It’s kind of funny how New Brunswickers keep showing up in the books I read. In the last six months I have read books about Churchill, Mellon, Carnegie and T. Roosevelt and they all reference New Brunswick or New Brunswickers. Andrew Mellon’s grandfather started in Saint John before moving to Pittsburgh. Of course everyone knows about Max and Churchill.
My current read is a book about Theodore Roosevelt and his passion for conservation/environmentalism. Early on in the book there is a long description of a hunting trip Roosevelt took in Montana in the 1880s. His guide was known to be among the toughest and respected men in the area. His name was Jim Ferris and he is described as a New Brunswickian and you can still hear “Acadian inflection” in his speech.
Our greatest export.
I remember a few years ago on the selection committee for the Junior Achievement Business Hall of Fame having a rousing debate about whether people born in NB but with careers elsewhere should be considered for induction. The specific person on the docket was Louis B. Meyer but there were (are) dozens – maybe more – potential candidates. That year, the MGM founder was nixed as a candidate although in subsequent years I see that a few ex NBers have been inducted.
The truth is that we should know about and catalogue ex New Brunswickers that found success in the wide world. It would accomplish at least two things. One, it would help politicians and policy makers appreciate what has been lost and why fostering an economic development environment where entrepreneurs can take off matters. The second point is equally valid. It would help us understand the importance of bringing in talented people and entrepreneurs from outside to help us and our efforts at economic renaissance.
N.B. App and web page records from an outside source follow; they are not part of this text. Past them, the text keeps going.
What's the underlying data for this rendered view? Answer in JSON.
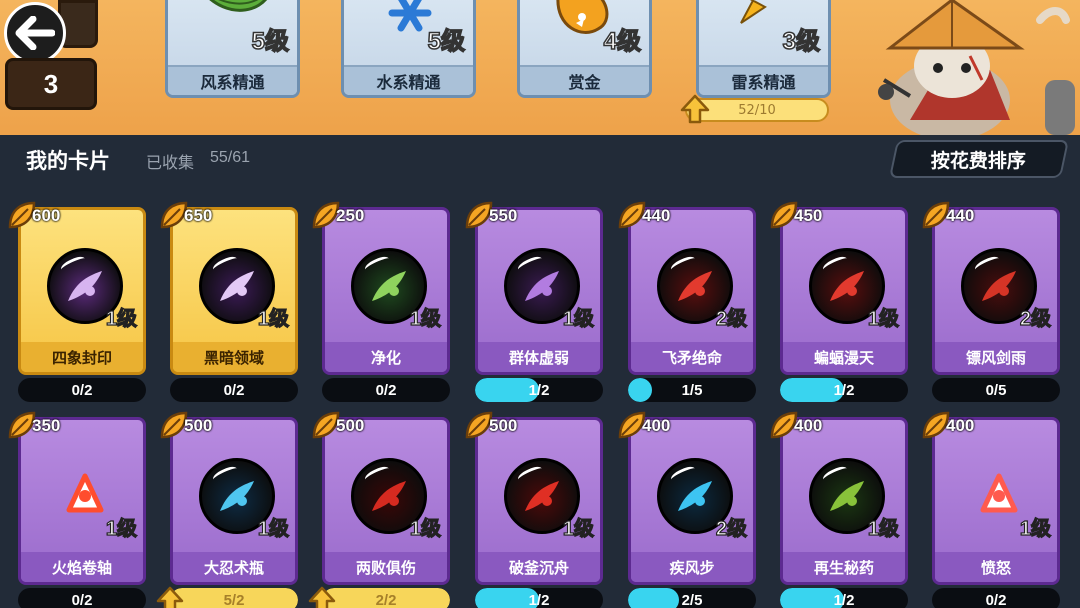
{
  "nav": {
    "level": "3"
  },
  "skills": [
    {
      "name": "风系精通",
      "level": "5级",
      "icon": "green-leaf-icon"
    },
    {
      "name": "水系精通",
      "level": "5级",
      "icon": "blue-snowflake-icon"
    },
    {
      "name": "赏金",
      "level": "4级",
      "icon": "orange-fish-bag-icon"
    },
    {
      "name": "雷系精通",
      "level": "3级",
      "icon": "yellow-lightning-icon"
    }
  ],
  "upgrade": {
    "progress_text": "52/10"
  },
  "header": {
    "title": "我的卡片",
    "collected_label": "已收集",
    "collected_count": "55/61",
    "sort_label": "按花费排序"
  },
  "cards": [
    {
      "name": "四象封印",
      "cost": "600",
      "level": "1级",
      "progress": "0/2",
      "fill": 0,
      "gold": true,
      "ready": false,
      "icon": "seal-icon"
    },
    {
      "name": "黑暗领域",
      "cost": "650",
      "level": "1级",
      "progress": "0/2",
      "fill": 0,
      "gold": true,
      "ready": false,
      "icon": "dark-cloud-icon"
    },
    {
      "name": "净化",
      "cost": "250",
      "level": "1级",
      "progress": "0/2",
      "fill": 0,
      "gold": false,
      "ready": false,
      "icon": "purify-figure-icon"
    },
    {
      "name": "群体虚弱",
      "cost": "550",
      "level": "1级",
      "progress": "1/2",
      "fill": 0.5,
      "gold": false,
      "ready": false,
      "icon": "weak-group-icon"
    },
    {
      "name": "飞矛绝命",
      "cost": "440",
      "level": "2级",
      "progress": "1/5",
      "fill": 0.2,
      "gold": false,
      "ready": false,
      "icon": "flying-spear-icon"
    },
    {
      "name": "蝙蝠漫天",
      "cost": "450",
      "level": "1级",
      "progress": "1/2",
      "fill": 0.5,
      "gold": false,
      "ready": false,
      "icon": "bat-swarm-icon"
    },
    {
      "name": "镖风剑雨",
      "cost": "440",
      "level": "2级",
      "progress": "0/5",
      "fill": 0,
      "gold": false,
      "ready": false,
      "icon": "shuriken-icon"
    },
    {
      "name": "火焰卷轴",
      "cost": "350",
      "level": "1级",
      "progress": "0/2",
      "fill": 0,
      "gold": false,
      "ready": false,
      "icon": "fire-scroll-icon"
    },
    {
      "name": "大忍术瓶",
      "cost": "500",
      "level": "1级",
      "progress": "5/2",
      "fill": 1,
      "gold": false,
      "ready": true,
      "icon": "ninja-bottle-icon"
    },
    {
      "name": "两败俱伤",
      "cost": "500",
      "level": "1级",
      "progress": "2/2",
      "fill": 1,
      "gold": false,
      "ready": true,
      "icon": "mutual-harm-icon"
    },
    {
      "name": "破釜沉舟",
      "cost": "500",
      "level": "1级",
      "progress": "1/2",
      "fill": 0.5,
      "gold": false,
      "ready": false,
      "icon": "blade-slash-icon"
    },
    {
      "name": "疾风步",
      "cost": "400",
      "level": "2级",
      "progress": "2/5",
      "fill": 0.4,
      "gold": false,
      "ready": false,
      "icon": "dash-runner-icon"
    },
    {
      "name": "再生秘药",
      "cost": "400",
      "level": "1级",
      "progress": "1/2",
      "fill": 0.5,
      "gold": false,
      "ready": false,
      "icon": "herbal-medicine-icon"
    },
    {
      "name": "愤怒",
      "cost": "400",
      "level": "1级",
      "progress": "0/2",
      "fill": 0,
      "gold": false,
      "ready": false,
      "icon": "rage-fist-icon"
    }
  ]
}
Last week I facilitated a focus group with some researchers in the province. I was like a kid in a candy store with these guys. But I was disheartened to hear that two of the reasons why companies like to put on clinical trials here are: homogeneity of the population and stability of the population – i.e. we are all alike and there aren’t a whole lot of folks moviing in or out.